Dr Mark Caul, technical manager for packaging at Tesco, commented: “This is a landmark innovation and a clear demonstration of our commitment to reducing our impact on the environment we live in.”

Tesco are also trialling new, fully-recyclable mushroom punnets that have been designed to cut food waste and extend shelf life.

co-op

Co-Op To Make 100% of Own-Brand Packaging Recyclable

Meanwhile, Co-Op have announced that they will make all their own brand packaging recyclable and revealed that they are also considering making all their waste statistics and figures public.

At the company’s AGM last week, members voted overwhelmingly to introduce fully recyclable packaging and set a target of reaching 80% by 2020, working towards 100% in the longer term.

Food Waste & Wonky Veg

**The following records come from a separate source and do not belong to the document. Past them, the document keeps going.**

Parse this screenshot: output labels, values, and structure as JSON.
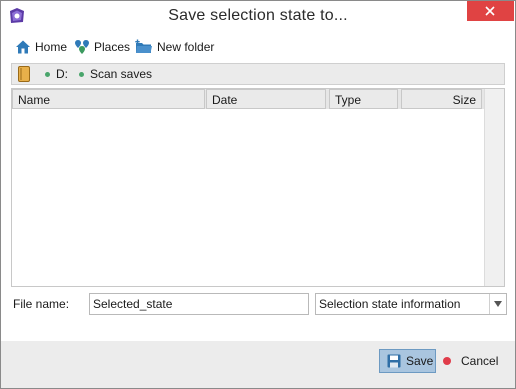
{
  "window": {
    "title": "Save selection state to..."
  },
  "toolbar": {
    "home_label": "Home",
    "places_label": "Places",
    "new_folder_label": "New folder"
  },
  "path": {
    "drive": "D:",
    "folder": "Scan saves"
  },
  "table": {
    "columns": [
      "Name",
      "Date",
      "Type",
      "Size"
    ],
    "rows": []
  },
  "filename": {
    "label": "File name:",
    "value": "Selected_state"
  },
  "filetype": {
    "selected": "Selection state information"
  },
  "buttons": {
    "save": "Save",
    "cancel": "Cancel"
  },
  "colors": {
    "accent": "#2f7ab8",
    "close": "#e04343",
    "cancel_dot": "#e03c4a",
    "path_dot": "#49a56b",
    "save_bg": "#a9c5df"
  }
}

Sarah Wakefield, Co-Op’s head of food policy told Edie recently that the company will also be tackling food waste more thoroughly, through their use of ‘wonky’ veg. These misshapen products are often discarded, however the supermarket chain is keen to reduce waste in this area.

“Wonky veg is not being wasted in the supply chain,” Wakefield said. “It’s something that is nice and easy to latch on to but actually our suppliers are not throwing away that veg. They are putting it into ready meals and prep veg. We are not putting perfect carrots into shepherd’s pies or perfect potatoes into sausage and mash.”